Are Saltwater Aquariums Bad for the Environment?

Sunday, September 13, 2009

I used to be an enthusiastic aquarist, and only the lack of space where I live now is keeping me from starting a new one.  But ever since I was a kid, I dreamed of having a saltwater aquarium; having grown up going to Puerto Galera every summer, I wanted to bring back a piece of that wonderful ocean experience with me. Turns out it may have been a good thing I never did get one.

Why? Well, I was wondering about this magnificent dragon-like fish, the ribbon eel, and in researching it, found some disturbing facts.  I was wondering what had happened to this fish, as I used to see a lot of them in aquariums in the 70’s and 80’s, but now I don’t; and I used to see them in Batangas when we’d go snorkeling there, and up to now I’ve yet to see one again in Anilao.

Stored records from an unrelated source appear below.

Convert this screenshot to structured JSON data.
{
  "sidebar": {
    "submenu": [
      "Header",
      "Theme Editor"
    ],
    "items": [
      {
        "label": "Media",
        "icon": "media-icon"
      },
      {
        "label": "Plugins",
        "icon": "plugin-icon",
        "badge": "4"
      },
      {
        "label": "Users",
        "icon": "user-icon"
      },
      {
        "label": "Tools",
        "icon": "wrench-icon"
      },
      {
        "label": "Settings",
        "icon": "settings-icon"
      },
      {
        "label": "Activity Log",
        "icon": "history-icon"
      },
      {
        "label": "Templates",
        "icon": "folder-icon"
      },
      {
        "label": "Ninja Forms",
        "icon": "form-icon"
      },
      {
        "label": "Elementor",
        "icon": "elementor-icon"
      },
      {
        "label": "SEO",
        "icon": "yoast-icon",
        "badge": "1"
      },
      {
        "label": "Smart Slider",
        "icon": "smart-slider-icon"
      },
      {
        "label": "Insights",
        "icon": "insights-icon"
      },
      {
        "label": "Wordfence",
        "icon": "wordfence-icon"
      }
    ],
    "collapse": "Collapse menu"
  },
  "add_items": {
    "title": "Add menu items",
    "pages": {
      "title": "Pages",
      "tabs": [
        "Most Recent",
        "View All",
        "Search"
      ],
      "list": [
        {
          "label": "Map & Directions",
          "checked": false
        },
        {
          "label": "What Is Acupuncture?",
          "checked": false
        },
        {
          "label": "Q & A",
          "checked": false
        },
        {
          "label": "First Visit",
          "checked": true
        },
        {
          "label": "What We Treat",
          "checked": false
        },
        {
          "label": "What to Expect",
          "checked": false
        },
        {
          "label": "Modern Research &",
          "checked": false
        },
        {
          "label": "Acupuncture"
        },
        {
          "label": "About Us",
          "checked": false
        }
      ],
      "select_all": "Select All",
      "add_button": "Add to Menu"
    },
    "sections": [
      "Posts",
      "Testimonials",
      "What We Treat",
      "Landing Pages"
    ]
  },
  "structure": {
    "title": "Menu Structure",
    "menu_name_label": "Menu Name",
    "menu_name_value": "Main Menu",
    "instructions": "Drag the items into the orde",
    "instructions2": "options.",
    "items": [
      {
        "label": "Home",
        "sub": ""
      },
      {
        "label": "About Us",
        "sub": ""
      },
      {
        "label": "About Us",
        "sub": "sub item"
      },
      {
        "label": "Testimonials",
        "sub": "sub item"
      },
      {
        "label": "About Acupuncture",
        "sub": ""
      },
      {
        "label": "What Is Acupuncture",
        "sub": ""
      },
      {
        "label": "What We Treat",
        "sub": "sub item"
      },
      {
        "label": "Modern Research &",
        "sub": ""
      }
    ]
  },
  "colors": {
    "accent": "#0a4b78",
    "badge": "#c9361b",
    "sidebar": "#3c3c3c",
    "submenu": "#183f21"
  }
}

Last time I saw a ribbon eel in the wild was in Bauan, off the El Capitan resort (now Divers’ Sanctuary), back in 1994.

Have they gotten scarcer? Have they simply lost popularity with aquarium keepers? Or worse – have they been overfished?

The latter may just be the answer. Up to now, most saltwater fish are sourced from the wild, unlike freshwater aquarium fish which now come from farms. Government officials will usually say this is good for the fishing communities, as it gives the fishermen an additional source of livelihood; but on the other hand it encourages destructive practices such as using cyanide to stun the fish (killing other organisms in the area), and overfishing the sensitive reef habitats.  (Here’s another article on cyanide fishing, this one focusing on the Hong Kong food market, and another from Australia, on why it’s a bad idea to buy cyanided fish.).

If you’ve ever gone snorkeling or diving, you’ll notice that some of the most beautiful fish are only seen in ones and twos, scattered across the reef.  In other words, there aren’t too many of those species on any one reef. Giving fishermen incentive to catch more of them – which is exactly what market forces do – can lead to unsustainable harvesting.

From an environmentalist’s point of view, a saltwater aquarium has many negatives: it encourages the destructive catching of reef fish; it adds to electrical consumption by its need for pumps, filters and lights, and in temperate regions, heating; and because some fish like the ribbon eel are very sensitive and hard to keep, fish mortality is often high.  Which in turn can drive even more buying, driving the cycle of overharvesting.

So: goodbye to my plans for a saltwater aquarium, and I’ll just use the money to get to Batangas. Where I’ll see more than I can keep in any aquarium, even if I were as rich as Henry Sy.  And when I do get space for a new aquarium, I’ll be happy to stock it with gouramis.